*** Begin section ***
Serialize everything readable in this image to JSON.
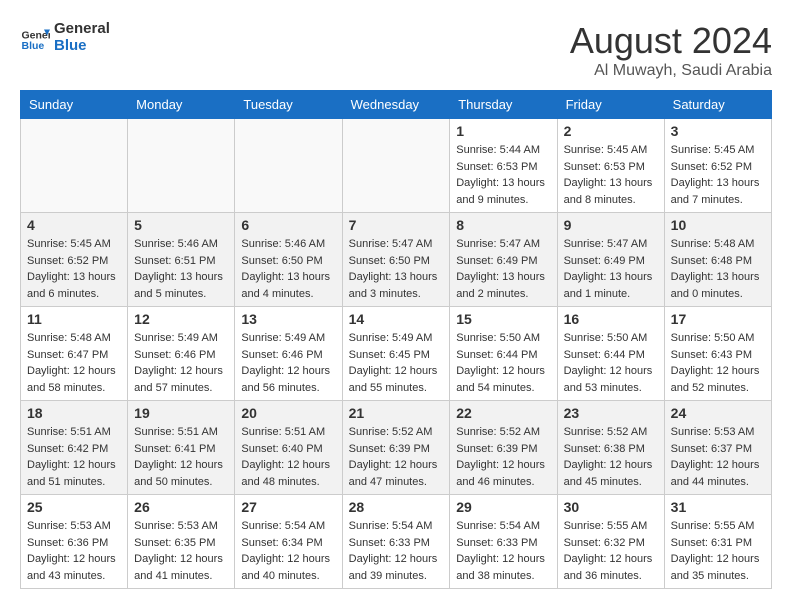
{
  "header": {
    "logo_line1": "General",
    "logo_line2": "Blue",
    "month_title": "August 2024",
    "subtitle": "Al Muwayh, Saudi Arabia"
  },
  "weekdays": [
    "Sunday",
    "Monday",
    "Tuesday",
    "Wednesday",
    "Thursday",
    "Friday",
    "Saturday"
  ],
  "weeks": [
    [
      {
        "day": "",
        "info": ""
      },
      {
        "day": "",
        "info": ""
      },
      {
        "day": "",
        "info": ""
      },
      {
        "day": "",
        "info": ""
      },
      {
        "day": "1",
        "info": "Sunrise: 5:44 AM\nSunset: 6:53 PM\nDaylight: 13 hours\nand 9 minutes."
      },
      {
        "day": "2",
        "info": "Sunrise: 5:45 AM\nSunset: 6:53 PM\nDaylight: 13 hours\nand 8 minutes."
      },
      {
        "day": "3",
        "info": "Sunrise: 5:45 AM\nSunset: 6:52 PM\nDaylight: 13 hours\nand 7 minutes."
      }
    ],
    [
      {
        "day": "4",
        "info": "Sunrise: 5:45 AM\nSunset: 6:52 PM\nDaylight: 13 hours\nand 6 minutes."
      },
      {
        "day": "5",
        "info": "Sunrise: 5:46 AM\nSunset: 6:51 PM\nDaylight: 13 hours\nand 5 minutes."
      },
      {
        "day": "6",
        "info": "Sunrise: 5:46 AM\nSunset: 6:50 PM\nDaylight: 13 hours\nand 4 minutes."
      },
      {
        "day": "7",
        "info": "Sunrise: 5:47 AM\nSunset: 6:50 PM\nDaylight: 13 hours\nand 3 minutes."
      },
      {
        "day": "8",
        "info": "Sunrise: 5:47 AM\nSunset: 6:49 PM\nDaylight: 13 hours\nand 2 minutes."
      },
      {
        "day": "9",
        "info": "Sunrise: 5:47 AM\nSunset: 6:49 PM\nDaylight: 13 hours\nand 1 minute."
      },
      {
        "day": "10",
        "info": "Sunrise: 5:48 AM\nSunset: 6:48 PM\nDaylight: 13 hours\nand 0 minutes."
      }
    ],
    [
      {
        "day": "11",
        "info": "Sunrise: 5:48 AM\nSunset: 6:47 PM\nDaylight: 12 hours\nand 58 minutes."
      },
      {
        "day": "12",
        "info": "Sunrise: 5:49 AM\nSunset: 6:46 PM\nDaylight: 12 hours\nand 57 minutes."
      },
      {
        "day": "13",
        "info": "Sunrise: 5:49 AM\nSunset: 6:46 PM\nDaylight: 12 hours\nand 56 minutes."
      },
      {
        "day": "14",
        "info": "Sunrise: 5:49 AM\nSunset: 6:45 PM\nDaylight: 12 hours\nand 55 minutes."
      },
      {
        "day": "15",
        "info": "Sunrise: 5:50 AM\nSunset: 6:44 PM\nDaylight: 12 hours\nand 54 minutes."
      },
      {
        "day": "16",
        "info": "Sunrise: 5:50 AM\nSunset: 6:44 PM\nDaylight: 12 hours\nand 53 minutes."
      },
      {
        "day": "17",
        "info": "Sunrise: 5:50 AM\nSunset: 6:43 PM\nDaylight: 12 hours\nand 52 minutes."
      }
    ],
    [
      {
        "day": "18",
        "info": "Sunrise: 5:51 AM\nSunset: 6:42 PM\nDaylight: 12 hours\nand 51 minutes."
      },
      {
        "day": "19",
        "info": "Sunrise: 5:51 AM\nSunset: 6:41 PM\nDaylight: 12 hours\nand 50 minutes."
      },
      {
        "day": "20",
        "info": "Sunrise: 5:51 AM\nSunset: 6:40 PM\nDaylight: 12 hours\nand 48 minutes."
      },
      {
        "day": "21",
        "info": "Sunrise: 5:52 AM\nSunset: 6:39 PM\nDaylight: 12 hours\nand 47 minutes."
      },
      {
        "day": "22",
        "info": "Sunrise: 5:52 AM\nSunset: 6:39 PM\nDaylight: 12 hours\nand 46 minutes."
      },
      {
        "day": "23",
        "info": "Sunrise: 5:52 AM\nSunset: 6:38 PM\nDaylight: 12 hours\nand 45 minutes."
      },
      {
        "day": "24",
        "info": "Sunrise: 5:53 AM\nSunset: 6:37 PM\nDaylight: 12 hours\nand 44 minutes."
      }
    ],
    [
      {
        "day": "25",
        "info": "Sunrise: 5:53 AM\nSunset: 6:36 PM\nDaylight: 12 hours\nand 43 minutes."
      },
      {
        "day": "26",
        "info": "Sunrise: 5:53 AM\nSunset: 6:35 PM\nDaylight: 12 hours\nand 41 minutes."
      },
      {
        "day": "27",
        "info": "Sunrise: 5:54 AM\nSunset: 6:34 PM\nDaylight: 12 hours\nand 40 minutes."
      },
      {
        "day": "28",
        "info": "Sunrise: 5:54 AM\nSunset: 6:33 PM\nDaylight: 12 hours\nand 39 minutes."
      },
      {
        "day": "29",
        "info": "Sunrise: 5:54 AM\nSunset: 6:33 PM\nDaylight: 12 hours\nand 38 minutes."
      },
      {
        "day": "30",
        "info": "Sunrise: 5:55 AM\nSunset: 6:32 PM\nDaylight: 12 hours\nand 36 minutes."
      },
      {
        "day": "31",
        "info": "Sunrise: 5:55 AM\nSunset: 6:31 PM\nDaylight: 12 hours\nand 35 minutes."
      }
    ]
  ]
}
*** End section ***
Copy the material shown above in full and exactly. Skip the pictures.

Serialize everything readable in this image to JSON.
{
  "header": {
    "logo_line1": "General",
    "logo_line2": "Blue",
    "month_title": "August 2024",
    "subtitle": "Al Muwayh, Saudi Arabia"
  },
  "weekdays": [
    "Sunday",
    "Monday",
    "Tuesday",
    "Wednesday",
    "Thursday",
    "Friday",
    "Saturday"
  ],
  "weeks": [
    [
      {
        "day": "",
        "info": ""
      },
      {
        "day": "",
        "info": ""
      },
      {
        "day": "",
        "info": ""
      },
      {
        "day": "",
        "info": ""
      },
      {
        "day": "1",
        "info": "Sunrise: 5:44 AM\nSunset: 6:53 PM\nDaylight: 13 hours\nand 9 minutes."
      },
      {
        "day": "2",
        "info": "Sunrise: 5:45 AM\nSunset: 6:53 PM\nDaylight: 13 hours\nand 8 minutes."
      },
      {
        "day": "3",
        "info": "Sunrise: 5:45 AM\nSunset: 6:52 PM\nDaylight: 13 hours\nand 7 minutes."
      }
    ],
    [
      {
        "day": "4",
        "info": "Sunrise: 5:45 AM\nSunset: 6:52 PM\nDaylight: 13 hours\nand 6 minutes."
      },
      {
        "day": "5",
        "info": "Sunrise: 5:46 AM\nSunset: 6:51 PM\nDaylight: 13 hours\nand 5 minutes."
      },
      {
        "day": "6",
        "info": "Sunrise: 5:46 AM\nSunset: 6:50 PM\nDaylight: 13 hours\nand 4 minutes."
      },
      {
        "day": "7",
        "info": "Sunrise: 5:47 AM\nSunset: 6:50 PM\nDaylight: 13 hours\nand 3 minutes."
      },
      {
        "day": "8",
        "info": "Sunrise: 5:47 AM\nSunset: 6:49 PM\nDaylight: 13 hours\nand 2 minutes."
      },
      {
        "day": "9",
        "info": "Sunrise: 5:47 AM\nSunset: 6:49 PM\nDaylight: 13 hours\nand 1 minute."
      },
      {
        "day": "10",
        "info": "Sunrise: 5:48 AM\nSunset: 6:48 PM\nDaylight: 13 hours\nand 0 minutes."
      }
    ],
    [
      {
        "day": "11",
        "info": "Sunrise: 5:48 AM\nSunset: 6:47 PM\nDaylight: 12 hours\nand 58 minutes."
      },
      {
        "day": "12",
        "info": "Sunrise: 5:49 AM\nSunset: 6:46 PM\nDaylight: 12 hours\nand 57 minutes."
      },
      {
        "day": "13",
        "info": "Sunrise: 5:49 AM\nSunset: 6:46 PM\nDaylight: 12 hours\nand 56 minutes."
      },
      {
        "day": "14",
        "info": "Sunrise: 5:49 AM\nSunset: 6:45 PM\nDaylight: 12 hours\nand 55 minutes."
      },
      {
        "day": "15",
        "info": "Sunrise: 5:50 AM\nSunset: 6:44 PM\nDaylight: 12 hours\nand 54 minutes."
      },
      {
        "day": "16",
        "info": "Sunrise: 5:50 AM\nSunset: 6:44 PM\nDaylight: 12 hours\nand 53 minutes."
      },
      {
        "day": "17",
        "info": "Sunrise: 5:50 AM\nSunset: 6:43 PM\nDaylight: 12 hours\nand 52 minutes."
      }
    ],
    [
      {
        "day": "18",
        "info": "Sunrise: 5:51 AM\nSunset: 6:42 PM\nDaylight: 12 hours\nand 51 minutes."
      },
      {
        "day": "19",
        "info": "Sunrise: 5:51 AM\nSunset: 6:41 PM\nDaylight: 12 hours\nand 50 minutes."
      },
      {
        "day": "20",
        "info": "Sunrise: 5:51 AM\nSunset: 6:40 PM\nDaylight: 12 hours\nand 48 minutes."
      },
      {
        "day": "21",
        "info": "Sunrise: 5:52 AM\nSunset: 6:39 PM\nDaylight: 12 hours\nand 47 minutes."
      },
      {
        "day": "22",
        "info": "Sunrise: 5:52 AM\nSunset: 6:39 PM\nDaylight: 12 hours\nand 46 minutes."
      },
      {
        "day": "23",
        "info": "Sunrise: 5:52 AM\nSunset: 6:38 PM\nDaylight: 12 hours\nand 45 minutes."
      },
      {
        "day": "24",
        "info": "Sunrise: 5:53 AM\nSunset: 6:37 PM\nDaylight: 12 hours\nand 44 minutes."
      }
    ],
    [
      {
        "day": "25",
        "info": "Sunrise: 5:53 AM\nSunset: 6:36 PM\nDaylight: 12 hours\nand 43 minutes."
      },
      {
        "day": "26",
        "info": "Sunrise: 5:53 AM\nSunset: 6:35 PM\nDaylight: 12 hours\nand 41 minutes."
      },
      {
        "day": "27",
        "info": "Sunrise: 5:54 AM\nSunset: 6:34 PM\nDaylight: 12 hours\nand 40 minutes."
      },
      {
        "day": "28",
        "info": "Sunrise: 5:54 AM\nSunset: 6:33 PM\nDaylight: 12 hours\nand 39 minutes."
      },
      {
        "day": "29",
        "info": "Sunrise: 5:54 AM\nSunset: 6:33 PM\nDaylight: 12 hours\nand 38 minutes."
      },
      {
        "day": "30",
        "info": "Sunrise: 5:55 AM\nSunset: 6:32 PM\nDaylight: 12 hours\nand 36 minutes."
      },
      {
        "day": "31",
        "info": "Sunrise: 5:55 AM\nSunset: 6:31 PM\nDaylight: 12 hours\nand 35 minutes."
      }
    ]
  ]
}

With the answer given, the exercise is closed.